The habit of “how long we sit at our desk” is becoming a trending topic. Studies are linking prolonged periods of sitting to an increase in the risk of hazardous health issues like heart disease, obesity, diabetes, and even cancer. A more disconcerting note is that we may not be able to counter the risks by complimenting the habit with regular exercise.
It may be a little early to tell whether the research provides a valid link. However, regardless of the medical research, paying some attention to the data has merit. It’s obvious we currently exist within a very sedentary culture, and it’s continuing to get worse. The fact that we sit at a desk for 7 or 8 hours a day may not be the root cause but it’s certainly compounding what some might call a sitting epidemic. Let’s remove science from the equation and simply look at some basic facts in today’s culture:
Therefore, it is no wonder sitting has become a topic of concern. However, the problem is deeper than the time at your work desk – it’s linked to the culture of today. Like generations before us, a work day usually required people to be stuck at a desk for 7 – 8 hours (a fact likely not to change anytime soon), but that didn’t necessarily translate into the health issues now tied to “sitting at a desk”. It is the other factors in addition to the workday sitting (a necessary evil) that’s creating the problem.

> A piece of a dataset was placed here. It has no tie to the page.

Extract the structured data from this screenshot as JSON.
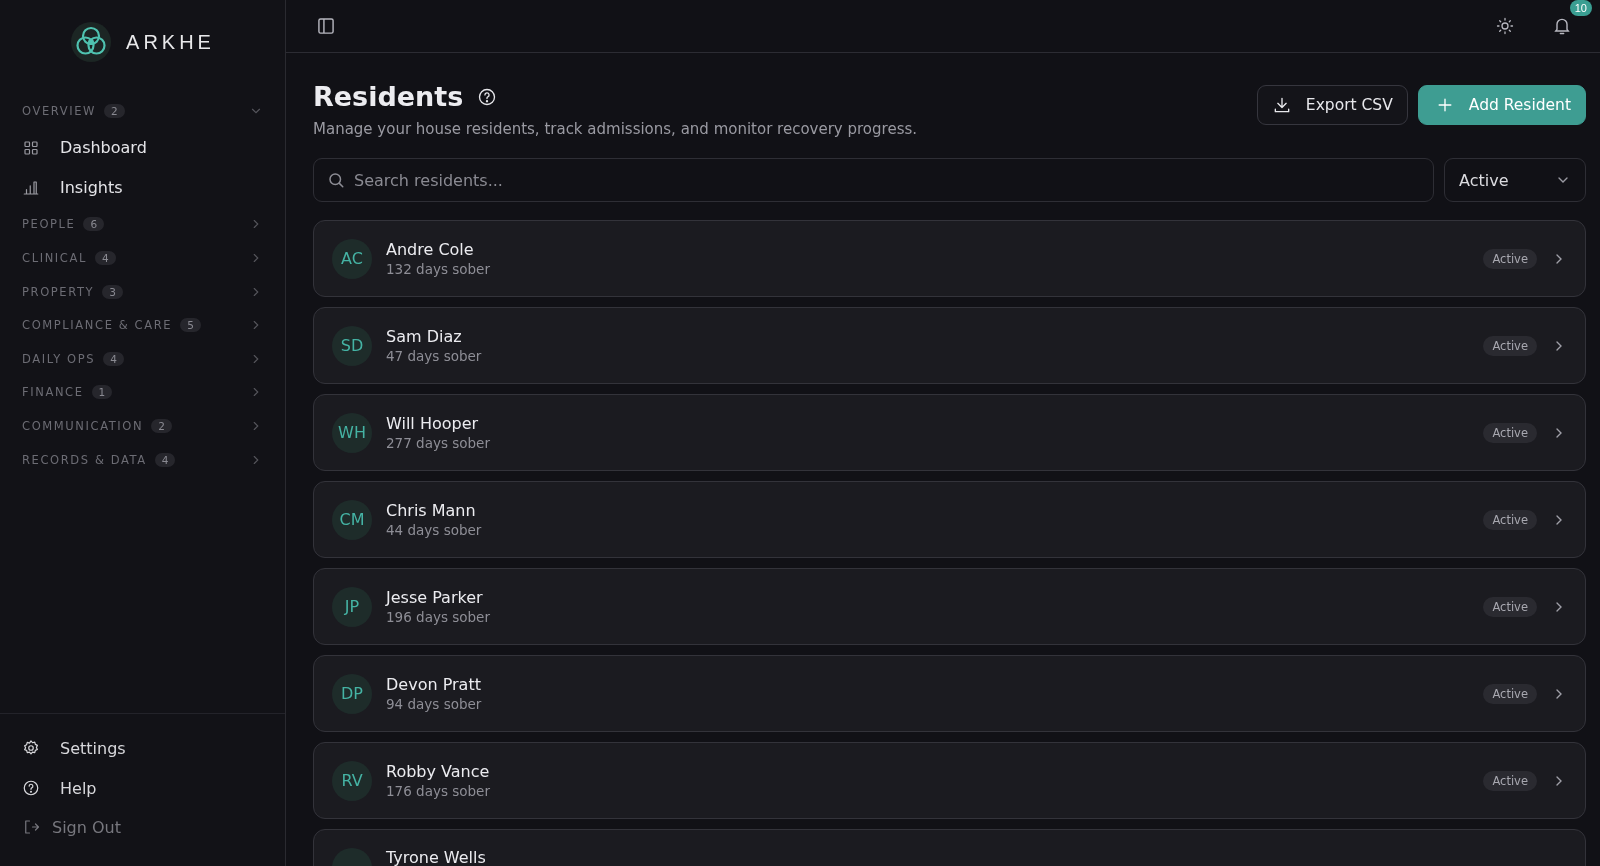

It would make sense to pay some attention to your daily sitting habits (both mandatory and leisurely) and figure out how to reduce any patterns of extended sitting. If you can’t change your work situation maybe you can tweak it as well as revise some of your leisurely habits to reduce the amount of sitting. Some ideas to consider:

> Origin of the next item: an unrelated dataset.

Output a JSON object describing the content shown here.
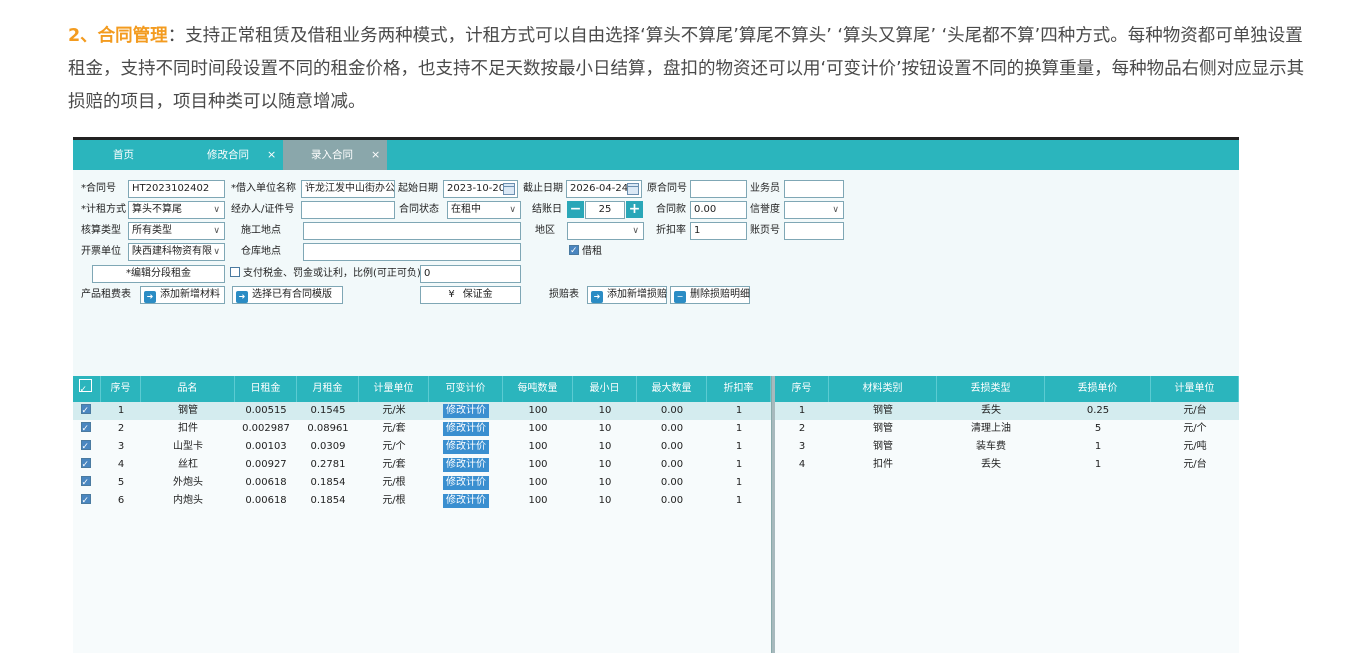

Make a commitment to turn off, plug out and thumb down when you can and let’s take back our health – and we don’t need any more research to tell us we should! For more ideas on things to do, visit our Activity Guide.
Comments are closed.